* **WORK REQUEST**
Your response must consist of the listing below, repeated exactly.

* **EXTRACTED RECORDS**
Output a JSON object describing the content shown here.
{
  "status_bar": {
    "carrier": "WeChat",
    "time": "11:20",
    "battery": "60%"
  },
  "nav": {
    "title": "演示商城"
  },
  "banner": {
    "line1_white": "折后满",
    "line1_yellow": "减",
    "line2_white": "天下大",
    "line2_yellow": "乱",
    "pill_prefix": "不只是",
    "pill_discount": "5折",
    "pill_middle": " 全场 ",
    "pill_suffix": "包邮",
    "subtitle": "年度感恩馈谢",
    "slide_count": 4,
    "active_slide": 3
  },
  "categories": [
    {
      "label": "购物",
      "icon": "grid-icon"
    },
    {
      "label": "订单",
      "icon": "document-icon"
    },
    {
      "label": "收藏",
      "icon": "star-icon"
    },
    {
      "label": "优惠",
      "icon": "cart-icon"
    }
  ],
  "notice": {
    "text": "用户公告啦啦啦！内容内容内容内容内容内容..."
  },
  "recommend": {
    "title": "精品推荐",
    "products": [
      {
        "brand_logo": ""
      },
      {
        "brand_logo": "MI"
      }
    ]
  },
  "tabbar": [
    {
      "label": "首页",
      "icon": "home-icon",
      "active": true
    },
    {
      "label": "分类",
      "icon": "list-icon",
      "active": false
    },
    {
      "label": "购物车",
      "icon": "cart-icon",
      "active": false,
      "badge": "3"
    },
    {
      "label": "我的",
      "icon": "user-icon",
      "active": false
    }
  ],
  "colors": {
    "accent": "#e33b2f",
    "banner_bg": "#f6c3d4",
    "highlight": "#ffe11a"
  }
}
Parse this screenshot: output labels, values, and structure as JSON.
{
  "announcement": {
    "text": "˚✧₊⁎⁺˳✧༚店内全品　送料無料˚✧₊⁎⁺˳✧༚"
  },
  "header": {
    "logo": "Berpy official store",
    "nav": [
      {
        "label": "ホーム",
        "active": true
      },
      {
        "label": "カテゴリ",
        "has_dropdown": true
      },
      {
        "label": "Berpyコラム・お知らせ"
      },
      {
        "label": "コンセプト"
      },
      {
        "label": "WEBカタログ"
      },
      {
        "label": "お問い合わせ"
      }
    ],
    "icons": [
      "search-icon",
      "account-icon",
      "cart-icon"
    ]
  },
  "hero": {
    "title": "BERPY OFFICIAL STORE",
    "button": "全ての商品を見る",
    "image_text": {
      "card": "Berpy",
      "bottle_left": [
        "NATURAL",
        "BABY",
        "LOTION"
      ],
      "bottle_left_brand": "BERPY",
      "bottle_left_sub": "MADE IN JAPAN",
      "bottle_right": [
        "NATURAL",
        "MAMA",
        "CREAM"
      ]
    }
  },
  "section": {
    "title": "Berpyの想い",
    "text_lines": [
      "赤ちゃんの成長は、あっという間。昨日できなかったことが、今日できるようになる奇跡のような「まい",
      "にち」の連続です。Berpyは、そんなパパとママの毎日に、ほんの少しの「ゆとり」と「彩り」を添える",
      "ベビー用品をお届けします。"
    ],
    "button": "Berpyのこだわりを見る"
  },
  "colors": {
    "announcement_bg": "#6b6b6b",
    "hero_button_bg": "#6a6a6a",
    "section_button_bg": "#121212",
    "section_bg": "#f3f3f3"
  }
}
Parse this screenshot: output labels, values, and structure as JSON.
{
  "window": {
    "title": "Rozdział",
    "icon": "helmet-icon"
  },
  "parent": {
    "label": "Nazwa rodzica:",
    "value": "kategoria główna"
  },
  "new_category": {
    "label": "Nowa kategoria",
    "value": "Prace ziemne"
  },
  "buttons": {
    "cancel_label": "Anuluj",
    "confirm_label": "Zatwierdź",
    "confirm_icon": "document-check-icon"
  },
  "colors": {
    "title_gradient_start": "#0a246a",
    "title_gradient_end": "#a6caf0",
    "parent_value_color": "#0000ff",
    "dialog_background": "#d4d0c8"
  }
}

* **RESPONSE FOR THIS EXERCISE**
Output a JSON object describing the content shown here.
{
  "status_bar": {
    "carrier": "WeChat",
    "time": "11:20",
    "battery": "60%"
  },
  "nav": {
    "title": "演示商城"
  },
  "banner": {
    "line1_white": "折后满",
    "line1_yellow": "减",
    "line2_white": "天下大",
    "line2_yellow": "乱",
    "pill_prefix": "不只是",
    "pill_discount": "5折",
    "pill_middle": " 全场 ",
    "pill_suffix": "包邮",
    "subtitle": "年度感恩馈谢",
    "slide_count": 4,
    "active_slide": 3
  },
  "categories": [
    {
      "label": "购物",
      "icon": "grid-icon"
    },
    {
      "label": "订单",
      "icon": "document-icon"
    },
    {
      "label": "收藏",
      "icon": "star-icon"
    },
    {
      "label": "优惠",
      "icon": "cart-icon"
    }
  ],
  "notice": {
    "text": "用户公告啦啦啦！内容内容内容内容内容内容..."
  },
  "recommend": {
    "title": "精品推荐",
    "products": [
      {
        "brand_logo": ""
      },
      {
        "brand_logo": "MI"
      }
    ]
  },
  "tabbar": [
    {
      "label": "首页",
      "icon": "home-icon",
      "active": true
    },
    {
      "label": "分类",
      "icon": "list-icon",
      "active": false
    },
    {
      "label": "购物车",
      "icon": "cart-icon",
      "active": false,
      "badge": "3"
    },
    {
      "label": "我的",
      "icon": "user-icon",
      "active": false
    }
  ],
  "colors": {
    "accent": "#e33b2f",
    "banner_bg": "#f6c3d4",
    "highlight": "#ffe11a"
  }
}
Parse this screenshot: output labels, values, and structure as JSON.
{
  "announcement": {
    "text": "˚✧₊⁎⁺˳✧༚店内全品　送料無料˚✧₊⁎⁺˳✧༚"
  },
  "header": {
    "logo": "Berpy official store",
    "nav": [
      {
        "label": "ホーム",
        "active": true
      },
      {
        "label": "カテゴリ",
        "has_dropdown": true
      },
      {
        "label": "Berpyコラム・お知らせ"
      },
      {
        "label": "コンセプト"
      },
      {
        "label": "WEBカタログ"
      },
      {
        "label": "お問い合わせ"
      }
    ],
    "icons": [
      "search-icon",
      "account-icon",
      "cart-icon"
    ]
  },
  "hero": {
    "title": "BERPY OFFICIAL STORE",
    "button": "全ての商品を見る",
    "image_text": {
      "card": "Berpy",
      "bottle_left": [
        "NATURAL",
        "BABY",
        "LOTION"
      ],
      "bottle_left_brand": "BERPY",
      "bottle_left_sub": "MADE IN JAPAN",
      "bottle_right": [
        "NATURAL",
        "MAMA",
        "CREAM"
      ]
    }
  },
  "section": {
    "title": "Berpyの想い",
    "text_lines": [
      "赤ちゃんの成長は、あっという間。昨日できなかったことが、今日できるようになる奇跡のような「まい",
      "にち」の連続です。Berpyは、そんなパパとママの毎日に、ほんの少しの「ゆとり」と「彩り」を添える",
      "ベビー用品をお届けします。"
    ],
    "button": "Berpyのこだわりを見る"
  },
  "colors": {
    "announcement_bg": "#6b6b6b",
    "hero_button_bg": "#6a6a6a",
    "section_button_bg": "#121212",
    "section_bg": "#f3f3f3"
  }
}
Parse this screenshot: output labels, values, and structure as JSON.
{
  "window": {
    "title": "Rozdział",
    "icon": "helmet-icon"
  },
  "parent": {
    "label": "Nazwa rodzica:",
    "value": "kategoria główna"
  },
  "new_category": {
    "label": "Nowa kategoria",
    "value": "Prace ziemne"
  },
  "buttons": {
    "cancel_label": "Anuluj",
    "confirm_label": "Zatwierdź",
    "confirm_icon": "document-check-icon"
  },
  "colors": {
    "title_gradient_start": "#0a246a",
    "title_gradient_end": "#a6caf0",
    "parent_value_color": "#0000ff",
    "dialog_background": "#d4d0c8"
  }
}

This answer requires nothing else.